In this region, archaeologists have unearthed many tells close to each other. Kurucutepe and Norsuntepe are the best known:
S Mitchell, Mc Nicoll and S Helms, under the direction of D. French, have excavated Asvan Kale, Taskun Kale and Taskun Mevkil. This work revealed, as on most other sites, occupation since the Neolithic to the Bronze Age.
The Isuwa had two important resources: fertile farming and copper mining of Ergani / Maden.
The discovery of this seal of a king of Isuwa of the Bronze Age and the indication of the country of Enzite of Isuwa in Neo-Assyrian texts can confirm that Isuwa designated an area in the Elazig loop east of the Euphrates and around the Tigris sources. This is the region which was called Sophene during the roman empire.
In the Hittite archives, this country is extensively mentioned in connection with Mita of Pahhuwa who had intervened in countries of Isuwa and Kummaha.
Also, it is possible to make a list of neighbors of Isuwa:
- During the Bronze Age: the Kummaha to its north and west, rather Pahhuwa north-east, the country of Subartu in the south and east.
- Later, Isuwa joined the Hittite Empire, the country of Suhme was at the east and Dara at the southeast.
It is possible that this same country - or parts of it, or larger groups - was also designated, in the late 2nd millennium BC, Azzi, Alse or Alzi. However Tiglath-Pileser I distinguished a Alzi share with Purukuzzu, in the country of Subartu, and secondly Isuwa with Daria.

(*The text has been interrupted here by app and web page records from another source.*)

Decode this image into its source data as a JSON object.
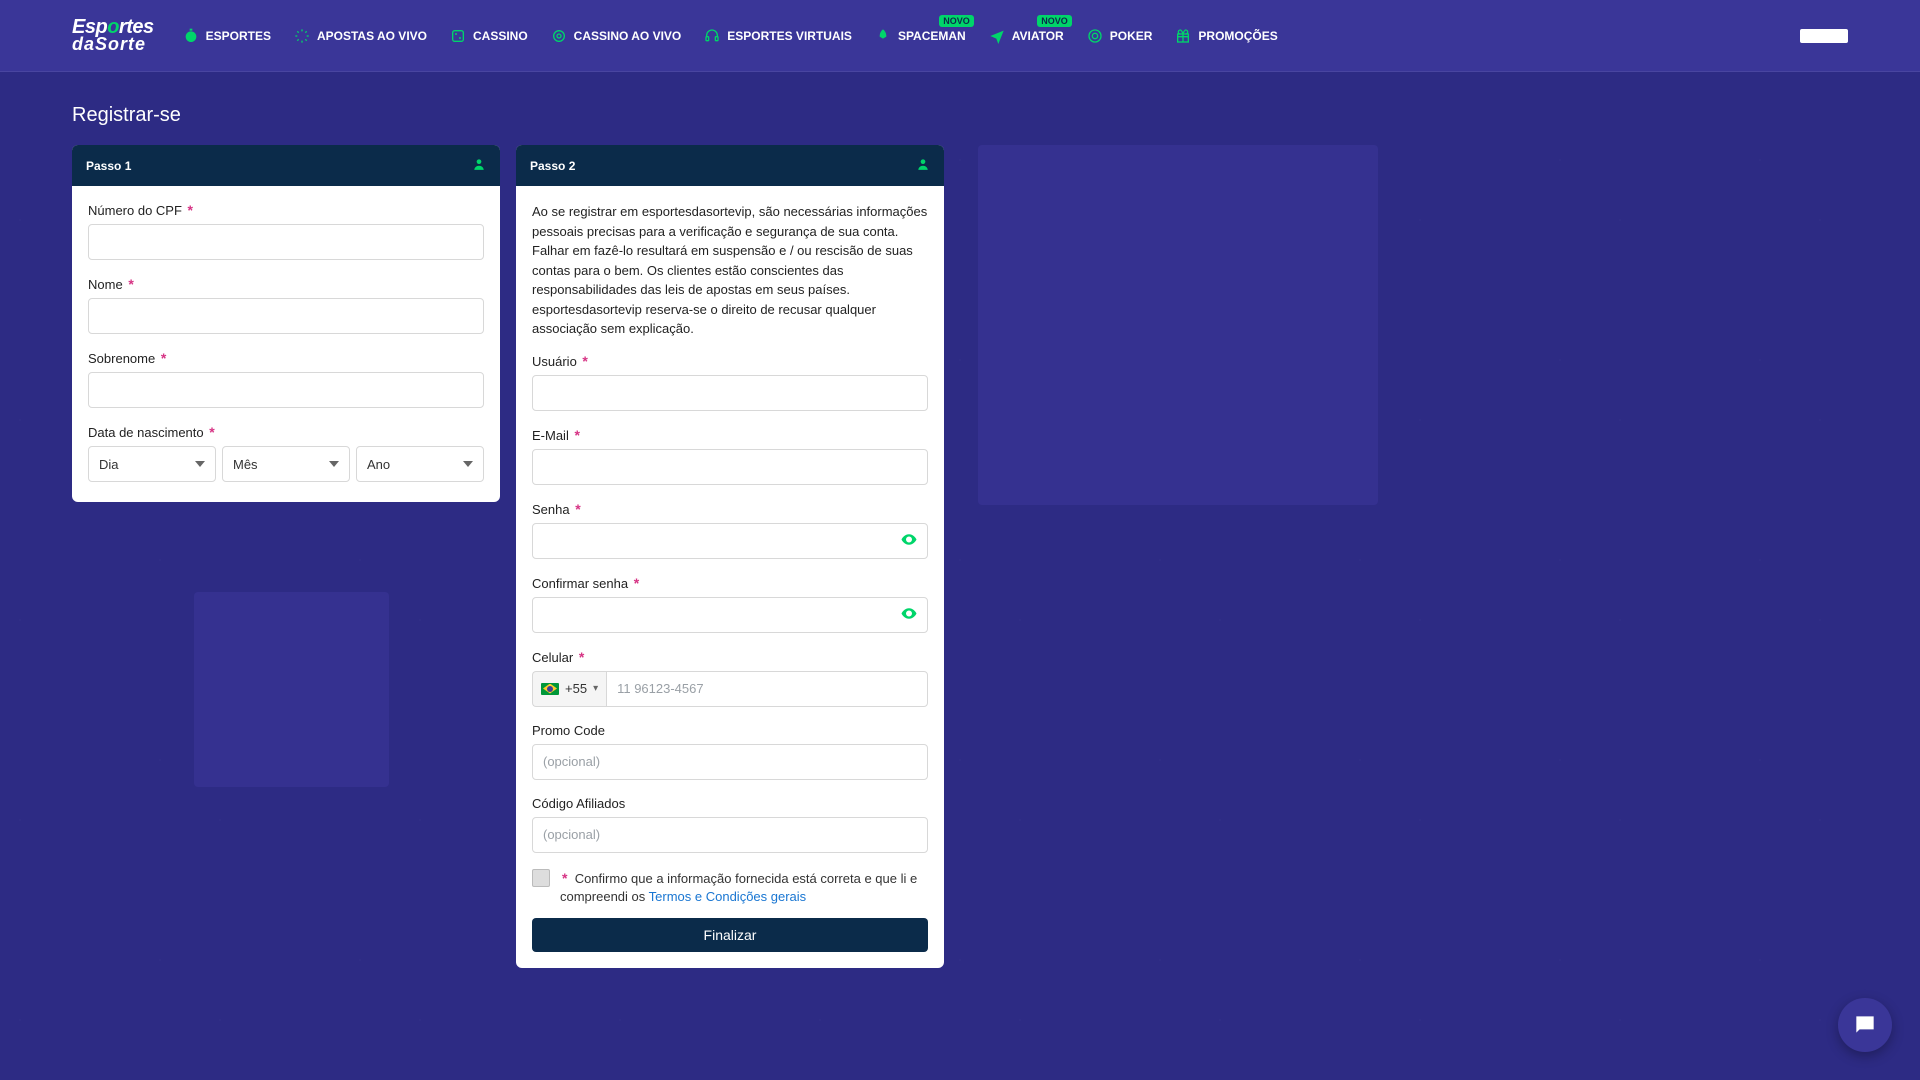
{
  "brand": {
    "line1a": "Esp",
    "line1b": "o",
    "line1c": "rtes",
    "line2": "daSorte"
  },
  "nav": [
    {
      "label": "ESPORTES"
    },
    {
      "label": "APOSTAS AO VIVO"
    },
    {
      "label": "CASSINO"
    },
    {
      "label": "CASSINO AO VIVO"
    },
    {
      "label": "ESPORTES VIRTUAIS"
    },
    {
      "label": "SPACEMAN",
      "badge": "Novo"
    },
    {
      "label": "AVIATOR",
      "badge": "Novo"
    },
    {
      "label": "POKER"
    },
    {
      "label": "PROMOÇÕES"
    }
  ],
  "page": {
    "title": "Registrar-se"
  },
  "step1": {
    "title": "Passo 1",
    "cpf_label": "Número do CPF",
    "nome_label": "Nome",
    "sobrenome_label": "Sobrenome",
    "dob_label": "Data de nascimento",
    "dob_dia": "Dia",
    "dob_mes": "Mês",
    "dob_ano": "Ano"
  },
  "step2": {
    "title": "Passo 2",
    "intro": "Ao se registrar em esportesdasortevip, são necessárias informações pessoais precisas para a verificação e segurança de sua conta. Falhar em fazê-lo resultará em suspensão e / ou rescisão de suas contas para o bem. Os clientes estão conscientes das responsabilidades das leis de apostas em seus países. esportesdasortevip reserva-se o direito de recusar qualquer associação sem explicação.",
    "usuario_label": "Usuário",
    "email_label": "E-Mail",
    "senha_label": "Senha",
    "confirma_label": "Confirmar senha",
    "celular_label": "Celular",
    "dial_code": "+55",
    "celular_placeholder": "11 96123-4567",
    "promo_label": "Promo Code",
    "promo_placeholder": "(opcional)",
    "afiliados_label": "Código Afiliados",
    "afiliados_placeholder": "(opcional)",
    "terms_text": "Confirmo que a informação fornecida está correta e que li e compreendi os ",
    "terms_link": "Termos e Condições gerais",
    "submit": "Finalizar"
  },
  "required_mark": "*"
}
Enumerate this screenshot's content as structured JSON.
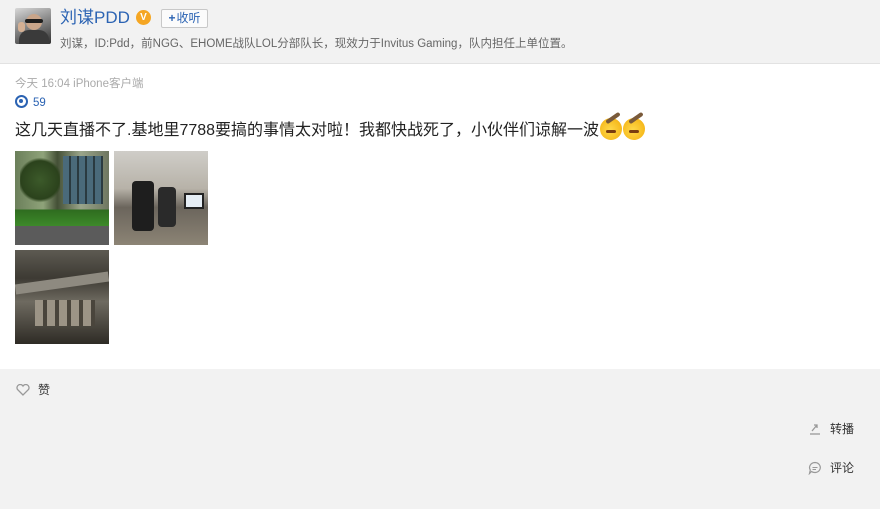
{
  "header": {
    "username": "刘谋PDD",
    "verified_badge": "V",
    "follow_label": "收听",
    "follow_plus": "+",
    "bio": "刘谋，ID:Pdd，前NGG、EHOME战队LOL分部队长，现效力于Invitus Gaming，队内担任上单位置。"
  },
  "post": {
    "timestamp": "今天 16:04 iPhone客户端",
    "repost_count": "59",
    "text": "这几天直播不了.基地里7788要搞的事情太对啦！我都快战死了，小伙伴们谅解一波",
    "emojis": [
      "sweat-emoji",
      "sweat-emoji"
    ],
    "photos": [
      "photo-courtyard",
      "photo-office",
      "photo-construction"
    ]
  },
  "actions": {
    "like_label": "赞",
    "repost_label": "转播",
    "comment_label": "评论"
  },
  "colors": {
    "link_blue": "#2b63b3",
    "verified_orange": "#f5a623",
    "band_gray": "#f2f2f2"
  }
}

This gives an argument to those who believe that Alzi rather corresponds to the Armenian Aghdzenik.
For French language, click here.
My notes of veracity :
The country of Isuwa was situated around Elazig, in Turkey : 3/5